could do no tricks with cards; he could not be taught to jump through a
One year passed; Mephibosheth was large. Two years went by; Mephibosheth
was wonderful. I would I could say he was plump; that word does not
begin to express his condition. It would be pleasant to call him
stout; that would not give the glimmer of an idea of his size.
Corpulent would be a refined way of stating it. Alas! corpulent means
nothing as far as Mephibosheth is concerned. That animal measured seven
feet and twenty-two inches round his body. He weighed—truth is great,
and must be spoken—he weighed five hundred and fifty and two-third
He could not walk; his legs were pipe-stems under him. He could scarcely
breathe. That is the excuse for what happened.
One day Romeo Augustus came home from school. Mephibosheth's pen was
empty. Mephibosheth's pen would be empty for evermore. That is a gentle

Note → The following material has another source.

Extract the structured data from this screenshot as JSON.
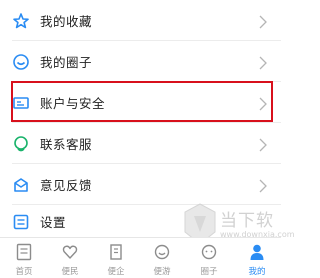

way of telling the story. In vain it was explained to Romeo Augustus
that Mephibosheth's life had become a burden; that common humanity
demanded his departure. In vain Philemon offered three fish-hooks and a
jackknife by way of solace. In vain Solomon was sure his father would
present a calf to the mourner for a pet.
Elias was the only one who gave the least comfort.
"We will make a tombstone, and I will write an epitaph," said he.
Soon he brought a board, on which were drawn an urn and a couple of
consumptive weeping-willows (for Elias was an artist as well as a poet),
and underneath were these lines, which being written partly in old
English spelling, were so much the more consoling:
Sacred to the Memorie
Kinde Reader, pause and drop a teare,
Ye Pig his bodie lieth here;
Ye Auguste third of fiftie-nine
Was when his sun dyd cease to shine.
He broke two legs, which gave him wo;
He doctored was by Romeo,
Who cherished him from yeare to yeare,
As by this notice doth appeare.
He fed him till he waxed soe big
He was obliged to hop the twig.
Ye friends do sadly raise their waile,
And fondly eke preserve his tayle.
"And here's his tail," said Elias, presenting the pathetic memento.
"The only trouble is in the line, 'Ye Pig his bodie lieth here,'" sobbed
Romeo Augustus. "It doesn't lie here. He's been sold to a butcher."
"It's Elias who 'lieth here,'" remarked Isaac.
That was a heartless joke. No one was so low as to laugh at it.
"They often have monuments without the—the—the body," said Elias, with
Romeo Augustus was content.
He is a grown man now, but to this very day he keeps Mephibosheth's
monument. It is nailed on the wall of his chamber. He sometimes smiles
when he looks at it, but he does not take it down.